A conservative Republican Utah state lawmaker is backing an unexpected group of advocates: Mormon moms fighting for medical cannabis for their children.
State Rep. Gage Froerer (R-Huntsville) has committed to help Hope 4 Children With Epilepsy, an advocacy group fighting for safe access to cannabis oil. The oil contains little to no THC, the chemical that causes the high in marijuana, but is high in cannabidiol, a compound that may fight seizures in some forms of epilepsy. Though legal in neighboring Colorado, the oil is not legal in Utah.
Froerer said he hopes to change that with his support of the group, which was founded by four Mormon moms.

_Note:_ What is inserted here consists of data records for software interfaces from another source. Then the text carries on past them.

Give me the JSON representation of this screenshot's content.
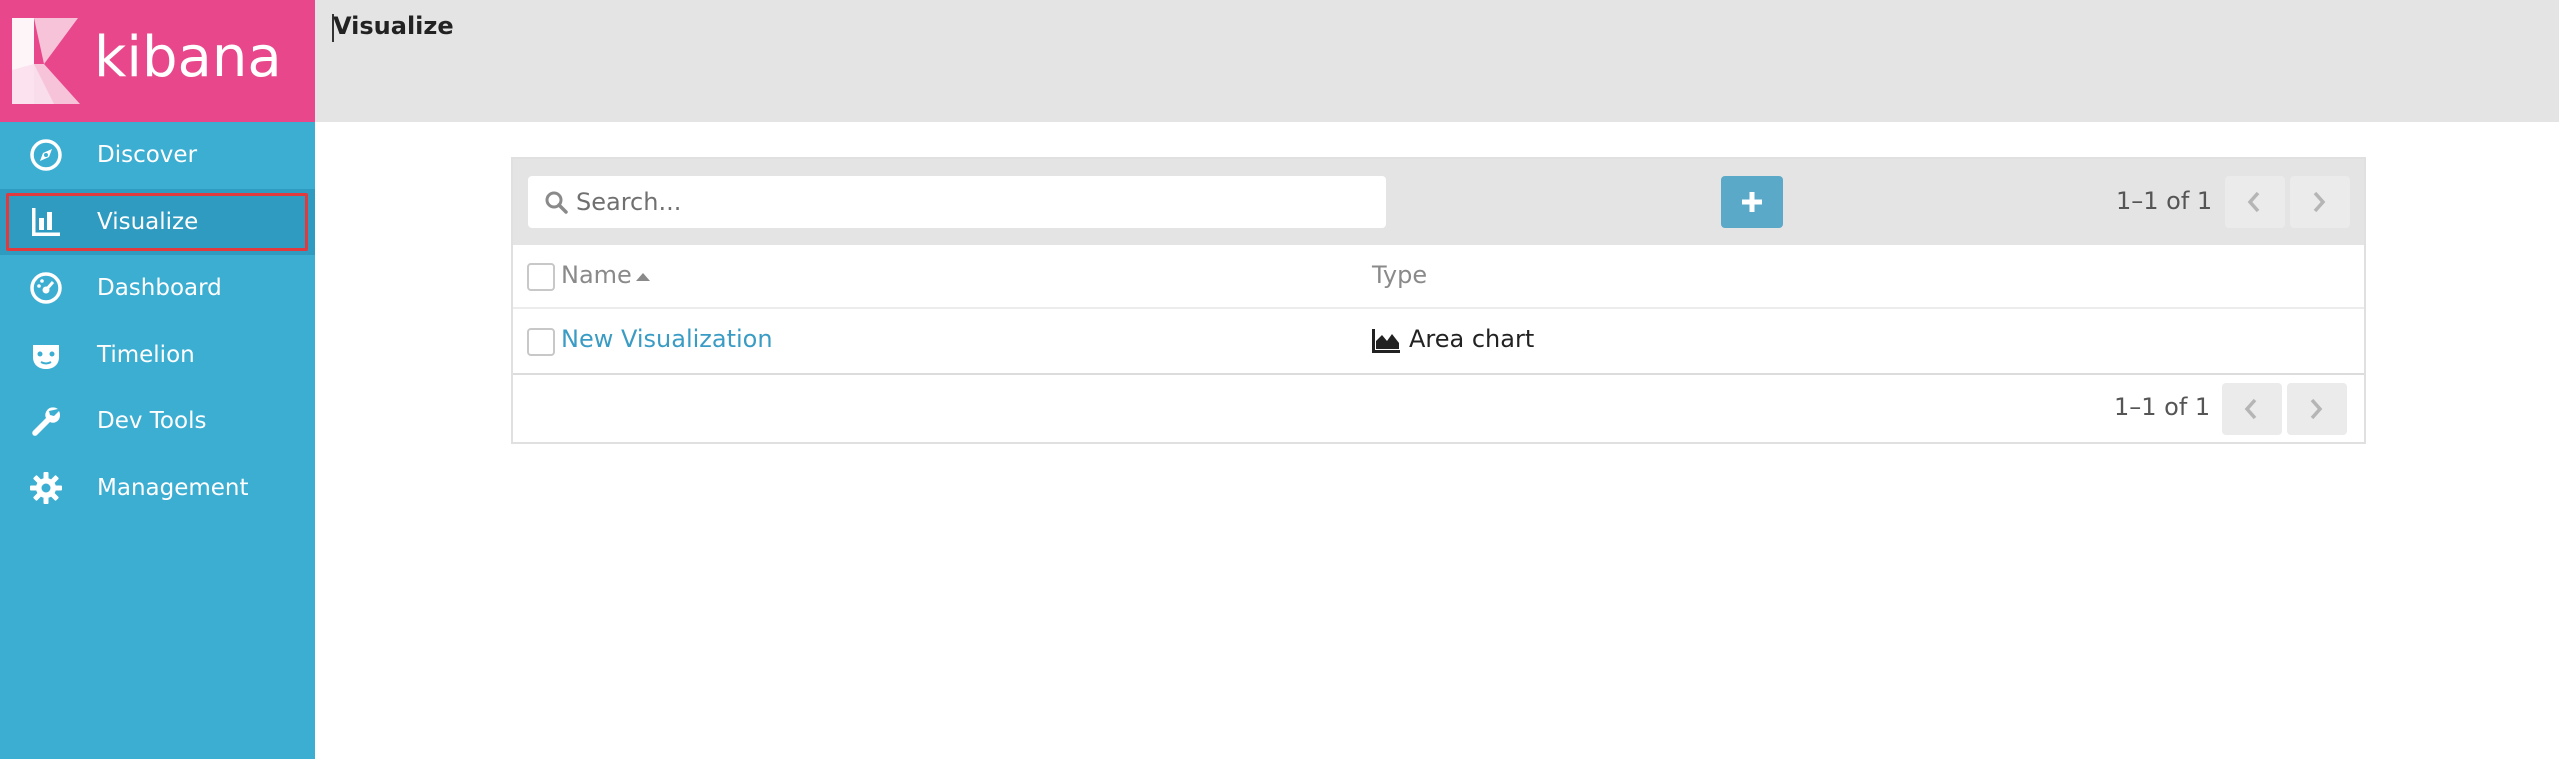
{
  "brand": {
    "name": "kibana"
  },
  "sidebar": {
    "items": [
      {
        "label": "Discover",
        "icon": "compass-icon"
      },
      {
        "label": "Visualize",
        "icon": "bar-chart-icon",
        "active": true
      },
      {
        "label": "Dashboard",
        "icon": "dashboard-gauge-icon"
      },
      {
        "label": "Timelion",
        "icon": "timelion-mask-icon"
      },
      {
        "label": "Dev Tools",
        "icon": "wrench-icon"
      },
      {
        "label": "Management",
        "icon": "gear-icon"
      }
    ]
  },
  "header": {
    "title": "Visualize"
  },
  "toolbar": {
    "search_placeholder": "Search...",
    "add_button_icon": "plus-icon",
    "pager_text": "1–1 of 1"
  },
  "table": {
    "columns": [
      "Name",
      "Type"
    ],
    "rows": [
      {
        "name": "New Visualization",
        "type": "Area chart",
        "type_icon": "area-chart-icon"
      }
    ]
  },
  "footer": {
    "pager_text": "1–1 of 1"
  },
  "colors": {
    "sidebar": "#3caed2",
    "logo_bg": "#e8488b",
    "link": "#3a9cc4",
    "add_button": "#5ba9c8",
    "highlight": "#e0393e"
  }
}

“If there’s anyone who can do it, it’s conservative Mormon moms from Utah,” joked Hope 4 Children With Epilepsy cofounder Jennifer May in a phone call with The Huffington Post. May’s son, Stockton, 11, suffers from a rare form of epilepsy known as Dravet syndrome, which causes five to 30 seizures per day.
May told The Associated Press that she used to think giving a marijuana derivative to children was crazy. But after witnessing unbelievable success stories like that of Charlotte Figi -- a 6-year-old girl who suffers from the same syndrome as May's son -- she changed her tune.
"We’re not expecting this to be any kind of miracle cure," May said. "But the results thus far with the children have been amazing with very little side effects. It’s just something that needs to be available."
May considered moving her family to Colorado to get safe access to cannabis oil for her son. “But we decided it wouldn’t do anyone else any good if we just left and didn’t fight to get this here.
“Some people think we’re crazy for not just going over there and bringing it back,” May said. “But when you think about how often our kids are in the hospital, our choice is between telling our physicians and risking getting in trouble, or not telling our physicians and risking life-threatening drug interactions with our children.”
Instead, May joined other parents of children with disabilities to rally for cannabis oil access in Utah.
May and her cofounders are careful to distance themselves from medical marijuana.
"In Utah, a medical marijuana program is not going to go over very well," May said. "Politicians here have promised to never let medical marijuana in the state and we don't want to be seen as a toe in the door." May said she hopes the state can simply categorize cannabis oil as legal instead of legalizing medical marijuana.
"It’s not making the kids high, it’s shown to be effective, but it’s labeled as medical marijuana," May said. "We want to change that."
After convincing Froerer, that goal may soon be a reality.
In a meeting with Utah's Substance Abuse Advisory Council next month, Froerer will appeal to the council to legalize cannabis oil with a THC content of less than 0.5 percent -- less than that found in hemp oil at the grocery store. He has committed to sponsoring legislation, if necessary.
“As legislators, I think we have a duty to think about what’s best for the people of our state,” Froerer told HuffPost. “If we can provide this without causing any unintended consequences, we should do so.”
There have been no clinical trials testing cannabis oil for epilepsy, according to The Salt Lake Tribune. But there have been examples of success, including Charlotte Figi, the girl with epilepsy from a conservative Colorado military family shown on the CNN documentary "Weed." Regular doses cut her seizures from 300 a week to 1, according to the documentary.
CORRECTION: An earlier version of this article stated that the cannabis oil contained less than 5 percent THC. The oil actually contains less than 0.5 percent.